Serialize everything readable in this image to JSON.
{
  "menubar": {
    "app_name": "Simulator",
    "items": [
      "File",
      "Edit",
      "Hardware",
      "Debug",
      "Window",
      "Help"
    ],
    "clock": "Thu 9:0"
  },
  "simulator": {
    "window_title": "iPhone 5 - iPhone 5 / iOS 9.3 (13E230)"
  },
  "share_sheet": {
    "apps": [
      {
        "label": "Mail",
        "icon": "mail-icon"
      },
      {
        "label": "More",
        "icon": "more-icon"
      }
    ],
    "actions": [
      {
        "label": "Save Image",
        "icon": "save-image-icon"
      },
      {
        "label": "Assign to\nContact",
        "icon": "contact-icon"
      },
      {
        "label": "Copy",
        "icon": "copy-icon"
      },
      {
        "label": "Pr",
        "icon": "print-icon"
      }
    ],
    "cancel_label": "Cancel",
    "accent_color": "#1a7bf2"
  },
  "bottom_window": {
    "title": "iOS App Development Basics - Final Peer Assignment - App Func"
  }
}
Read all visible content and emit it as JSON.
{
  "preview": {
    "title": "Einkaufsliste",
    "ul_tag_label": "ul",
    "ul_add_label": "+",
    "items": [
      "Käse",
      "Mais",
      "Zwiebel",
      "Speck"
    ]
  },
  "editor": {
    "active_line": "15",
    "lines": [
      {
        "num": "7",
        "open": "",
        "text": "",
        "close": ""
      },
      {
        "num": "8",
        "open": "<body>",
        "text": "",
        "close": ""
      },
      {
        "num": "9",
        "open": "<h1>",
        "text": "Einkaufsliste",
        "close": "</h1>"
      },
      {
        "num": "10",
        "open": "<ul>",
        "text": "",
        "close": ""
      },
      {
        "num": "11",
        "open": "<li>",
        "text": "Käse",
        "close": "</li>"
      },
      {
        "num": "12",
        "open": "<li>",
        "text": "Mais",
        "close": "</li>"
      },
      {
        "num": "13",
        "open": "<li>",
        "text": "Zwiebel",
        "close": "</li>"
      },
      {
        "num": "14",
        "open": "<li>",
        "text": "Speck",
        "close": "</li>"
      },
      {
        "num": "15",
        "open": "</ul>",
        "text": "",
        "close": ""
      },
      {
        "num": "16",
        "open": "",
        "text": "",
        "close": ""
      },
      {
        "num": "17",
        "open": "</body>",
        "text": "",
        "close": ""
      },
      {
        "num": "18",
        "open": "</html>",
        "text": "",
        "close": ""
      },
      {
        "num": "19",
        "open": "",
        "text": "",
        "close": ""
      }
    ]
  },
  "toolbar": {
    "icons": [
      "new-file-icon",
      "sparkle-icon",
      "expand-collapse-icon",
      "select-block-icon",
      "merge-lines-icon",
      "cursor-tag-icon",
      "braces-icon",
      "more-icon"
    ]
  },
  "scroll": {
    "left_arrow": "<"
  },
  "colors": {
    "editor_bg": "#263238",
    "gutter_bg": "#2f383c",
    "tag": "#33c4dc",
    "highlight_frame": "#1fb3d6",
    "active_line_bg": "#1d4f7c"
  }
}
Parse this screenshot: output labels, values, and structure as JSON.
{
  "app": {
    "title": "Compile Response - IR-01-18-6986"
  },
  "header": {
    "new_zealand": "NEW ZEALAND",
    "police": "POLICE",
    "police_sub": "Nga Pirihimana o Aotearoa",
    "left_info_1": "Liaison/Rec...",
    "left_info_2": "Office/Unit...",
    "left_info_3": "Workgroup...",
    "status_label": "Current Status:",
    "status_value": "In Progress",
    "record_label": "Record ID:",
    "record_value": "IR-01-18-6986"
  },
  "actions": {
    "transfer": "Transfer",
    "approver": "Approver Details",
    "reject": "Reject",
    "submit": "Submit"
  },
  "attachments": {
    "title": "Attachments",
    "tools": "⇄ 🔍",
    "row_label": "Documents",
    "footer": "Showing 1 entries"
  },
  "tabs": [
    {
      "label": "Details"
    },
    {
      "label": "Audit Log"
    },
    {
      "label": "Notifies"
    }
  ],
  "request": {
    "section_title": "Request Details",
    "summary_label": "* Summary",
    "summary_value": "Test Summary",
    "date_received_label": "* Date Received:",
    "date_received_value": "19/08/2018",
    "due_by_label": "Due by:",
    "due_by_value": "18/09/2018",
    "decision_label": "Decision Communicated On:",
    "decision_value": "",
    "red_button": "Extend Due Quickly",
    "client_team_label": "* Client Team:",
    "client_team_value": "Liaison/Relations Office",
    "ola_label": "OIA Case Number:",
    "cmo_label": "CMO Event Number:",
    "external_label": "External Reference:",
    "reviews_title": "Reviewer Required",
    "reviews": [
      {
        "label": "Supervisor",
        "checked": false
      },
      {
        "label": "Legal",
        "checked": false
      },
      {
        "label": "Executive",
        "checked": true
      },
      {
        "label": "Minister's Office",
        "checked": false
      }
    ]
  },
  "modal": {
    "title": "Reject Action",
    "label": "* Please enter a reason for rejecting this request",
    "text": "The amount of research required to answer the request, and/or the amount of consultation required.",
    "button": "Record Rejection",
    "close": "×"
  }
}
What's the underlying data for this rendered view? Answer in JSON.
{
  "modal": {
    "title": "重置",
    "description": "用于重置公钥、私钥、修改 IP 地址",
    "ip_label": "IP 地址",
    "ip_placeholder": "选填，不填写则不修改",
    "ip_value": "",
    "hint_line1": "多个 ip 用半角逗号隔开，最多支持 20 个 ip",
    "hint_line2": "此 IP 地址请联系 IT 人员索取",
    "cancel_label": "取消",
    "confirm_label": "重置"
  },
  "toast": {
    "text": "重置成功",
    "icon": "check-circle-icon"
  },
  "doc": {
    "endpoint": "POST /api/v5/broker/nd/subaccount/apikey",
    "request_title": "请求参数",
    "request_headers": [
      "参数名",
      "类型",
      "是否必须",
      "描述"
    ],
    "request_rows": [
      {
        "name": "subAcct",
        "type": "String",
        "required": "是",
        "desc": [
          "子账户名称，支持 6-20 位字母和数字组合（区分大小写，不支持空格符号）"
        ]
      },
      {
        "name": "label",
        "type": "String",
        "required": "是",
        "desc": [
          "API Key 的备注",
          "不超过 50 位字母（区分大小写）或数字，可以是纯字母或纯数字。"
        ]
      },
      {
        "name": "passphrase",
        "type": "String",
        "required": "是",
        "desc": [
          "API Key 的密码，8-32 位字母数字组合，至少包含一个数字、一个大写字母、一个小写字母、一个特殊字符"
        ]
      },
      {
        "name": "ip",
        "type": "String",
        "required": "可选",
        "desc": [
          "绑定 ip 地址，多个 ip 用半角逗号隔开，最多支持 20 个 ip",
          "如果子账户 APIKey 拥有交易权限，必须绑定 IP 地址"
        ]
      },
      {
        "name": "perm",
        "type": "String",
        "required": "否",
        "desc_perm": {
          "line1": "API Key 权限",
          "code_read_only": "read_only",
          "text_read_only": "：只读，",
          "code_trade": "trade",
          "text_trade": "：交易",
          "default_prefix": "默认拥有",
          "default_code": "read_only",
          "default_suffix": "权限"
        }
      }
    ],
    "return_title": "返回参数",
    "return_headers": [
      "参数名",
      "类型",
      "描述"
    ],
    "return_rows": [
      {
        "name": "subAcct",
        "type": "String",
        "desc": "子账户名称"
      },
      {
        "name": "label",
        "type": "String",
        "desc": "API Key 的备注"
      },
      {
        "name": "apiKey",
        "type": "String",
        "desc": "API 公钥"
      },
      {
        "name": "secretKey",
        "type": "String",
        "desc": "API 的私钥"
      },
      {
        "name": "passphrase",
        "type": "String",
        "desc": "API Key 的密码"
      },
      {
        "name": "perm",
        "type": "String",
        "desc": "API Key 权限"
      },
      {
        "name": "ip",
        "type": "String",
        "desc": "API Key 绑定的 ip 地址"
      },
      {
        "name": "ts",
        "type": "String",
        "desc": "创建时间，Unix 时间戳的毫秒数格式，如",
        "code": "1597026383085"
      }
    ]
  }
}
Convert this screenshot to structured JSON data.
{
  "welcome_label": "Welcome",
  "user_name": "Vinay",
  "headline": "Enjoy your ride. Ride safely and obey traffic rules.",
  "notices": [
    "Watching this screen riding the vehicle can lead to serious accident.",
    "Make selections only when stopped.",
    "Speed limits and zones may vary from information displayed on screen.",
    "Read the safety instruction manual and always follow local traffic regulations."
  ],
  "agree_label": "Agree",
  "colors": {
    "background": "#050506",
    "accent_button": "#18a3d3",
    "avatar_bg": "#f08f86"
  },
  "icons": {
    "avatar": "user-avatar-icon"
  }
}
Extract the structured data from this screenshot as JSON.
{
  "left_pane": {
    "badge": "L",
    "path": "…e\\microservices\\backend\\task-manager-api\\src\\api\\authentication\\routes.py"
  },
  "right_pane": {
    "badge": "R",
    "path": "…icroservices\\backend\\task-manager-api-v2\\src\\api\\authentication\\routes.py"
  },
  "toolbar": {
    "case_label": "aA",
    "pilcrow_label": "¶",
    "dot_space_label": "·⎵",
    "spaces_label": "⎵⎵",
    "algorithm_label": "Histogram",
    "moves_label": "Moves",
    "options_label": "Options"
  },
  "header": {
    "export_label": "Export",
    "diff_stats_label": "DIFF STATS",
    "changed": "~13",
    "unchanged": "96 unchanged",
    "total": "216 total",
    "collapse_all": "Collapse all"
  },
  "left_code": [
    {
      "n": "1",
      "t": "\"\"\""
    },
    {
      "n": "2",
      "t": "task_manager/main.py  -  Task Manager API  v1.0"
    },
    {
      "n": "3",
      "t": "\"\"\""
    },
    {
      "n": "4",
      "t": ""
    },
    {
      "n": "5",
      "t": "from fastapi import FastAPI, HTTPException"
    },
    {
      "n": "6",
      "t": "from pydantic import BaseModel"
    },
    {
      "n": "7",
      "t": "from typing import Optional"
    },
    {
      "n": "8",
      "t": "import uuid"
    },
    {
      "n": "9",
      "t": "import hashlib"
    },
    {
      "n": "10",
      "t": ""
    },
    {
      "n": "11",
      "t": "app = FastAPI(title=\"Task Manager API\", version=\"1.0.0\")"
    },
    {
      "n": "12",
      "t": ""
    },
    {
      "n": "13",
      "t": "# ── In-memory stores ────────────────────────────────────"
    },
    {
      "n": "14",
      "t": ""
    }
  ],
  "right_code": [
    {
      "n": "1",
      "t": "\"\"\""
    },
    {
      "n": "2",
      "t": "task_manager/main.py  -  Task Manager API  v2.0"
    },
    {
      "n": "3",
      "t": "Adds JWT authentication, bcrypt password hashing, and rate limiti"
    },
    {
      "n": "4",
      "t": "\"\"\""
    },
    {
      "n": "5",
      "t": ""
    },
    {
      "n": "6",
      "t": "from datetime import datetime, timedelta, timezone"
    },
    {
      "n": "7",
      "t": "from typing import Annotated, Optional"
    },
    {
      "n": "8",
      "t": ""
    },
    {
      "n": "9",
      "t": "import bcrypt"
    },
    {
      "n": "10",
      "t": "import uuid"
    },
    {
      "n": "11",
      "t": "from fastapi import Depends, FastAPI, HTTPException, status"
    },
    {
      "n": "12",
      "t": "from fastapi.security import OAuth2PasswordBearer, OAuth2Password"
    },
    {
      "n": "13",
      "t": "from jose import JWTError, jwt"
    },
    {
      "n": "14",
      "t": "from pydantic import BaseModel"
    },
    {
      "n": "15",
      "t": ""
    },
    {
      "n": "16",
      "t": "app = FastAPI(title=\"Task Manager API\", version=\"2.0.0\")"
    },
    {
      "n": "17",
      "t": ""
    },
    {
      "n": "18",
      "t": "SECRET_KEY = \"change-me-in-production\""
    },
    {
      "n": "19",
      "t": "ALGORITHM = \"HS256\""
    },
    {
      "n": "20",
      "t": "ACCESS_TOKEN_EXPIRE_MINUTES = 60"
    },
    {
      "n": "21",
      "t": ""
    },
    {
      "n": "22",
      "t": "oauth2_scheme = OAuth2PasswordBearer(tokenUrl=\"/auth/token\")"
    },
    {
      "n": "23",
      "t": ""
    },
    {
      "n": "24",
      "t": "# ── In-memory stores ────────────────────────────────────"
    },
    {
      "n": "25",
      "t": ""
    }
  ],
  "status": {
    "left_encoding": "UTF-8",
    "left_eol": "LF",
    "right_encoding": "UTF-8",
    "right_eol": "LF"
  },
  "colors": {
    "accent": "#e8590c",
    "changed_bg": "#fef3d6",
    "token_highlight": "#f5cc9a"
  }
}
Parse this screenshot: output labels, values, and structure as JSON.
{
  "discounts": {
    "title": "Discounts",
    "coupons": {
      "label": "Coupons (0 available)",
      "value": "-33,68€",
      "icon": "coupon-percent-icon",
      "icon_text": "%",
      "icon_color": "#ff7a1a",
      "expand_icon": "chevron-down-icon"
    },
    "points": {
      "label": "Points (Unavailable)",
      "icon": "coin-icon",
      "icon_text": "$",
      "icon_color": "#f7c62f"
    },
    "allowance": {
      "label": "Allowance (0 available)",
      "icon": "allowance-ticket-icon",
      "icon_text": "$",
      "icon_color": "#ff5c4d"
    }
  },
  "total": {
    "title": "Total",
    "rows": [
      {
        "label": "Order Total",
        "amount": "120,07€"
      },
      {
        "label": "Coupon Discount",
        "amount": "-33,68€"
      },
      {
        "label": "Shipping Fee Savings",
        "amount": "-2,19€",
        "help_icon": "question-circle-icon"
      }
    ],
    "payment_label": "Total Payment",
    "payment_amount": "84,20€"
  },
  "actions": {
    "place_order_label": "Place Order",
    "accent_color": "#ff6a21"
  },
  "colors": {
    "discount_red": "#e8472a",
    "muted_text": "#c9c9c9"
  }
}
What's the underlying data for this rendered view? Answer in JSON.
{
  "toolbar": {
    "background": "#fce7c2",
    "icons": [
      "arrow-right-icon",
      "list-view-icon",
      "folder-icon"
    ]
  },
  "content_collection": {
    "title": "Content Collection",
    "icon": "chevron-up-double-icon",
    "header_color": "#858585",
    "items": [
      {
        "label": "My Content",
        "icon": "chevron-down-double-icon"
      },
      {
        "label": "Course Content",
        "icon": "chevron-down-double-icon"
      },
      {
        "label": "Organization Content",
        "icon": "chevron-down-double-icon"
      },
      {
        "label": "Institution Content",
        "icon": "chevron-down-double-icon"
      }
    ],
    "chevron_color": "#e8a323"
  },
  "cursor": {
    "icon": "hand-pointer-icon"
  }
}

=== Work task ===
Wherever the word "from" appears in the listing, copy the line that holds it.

=== Your solution ===
    "Speed limits and zones may vary from information displayed on screen.",
Extract the structured data from this screenshot as JSON.
      "t": "from fastapi import FastAPI, HTTPException"
      "t": "from pydantic import BaseModel"
      "t": "from typing import Optional"
      "t": "from datetime import datetime, timedelta, timezone"
      "t": "from typing import Annotated, Optional"
      "t": "from fastapi import Depends, FastAPI, HTTPException, status"
      "t": "from fastapi.security import OAuth2PasswordBearer, OAuth2Password"
      "t": "from jose import JWTError, jwt"
      "t": "from pydantic import BaseModel"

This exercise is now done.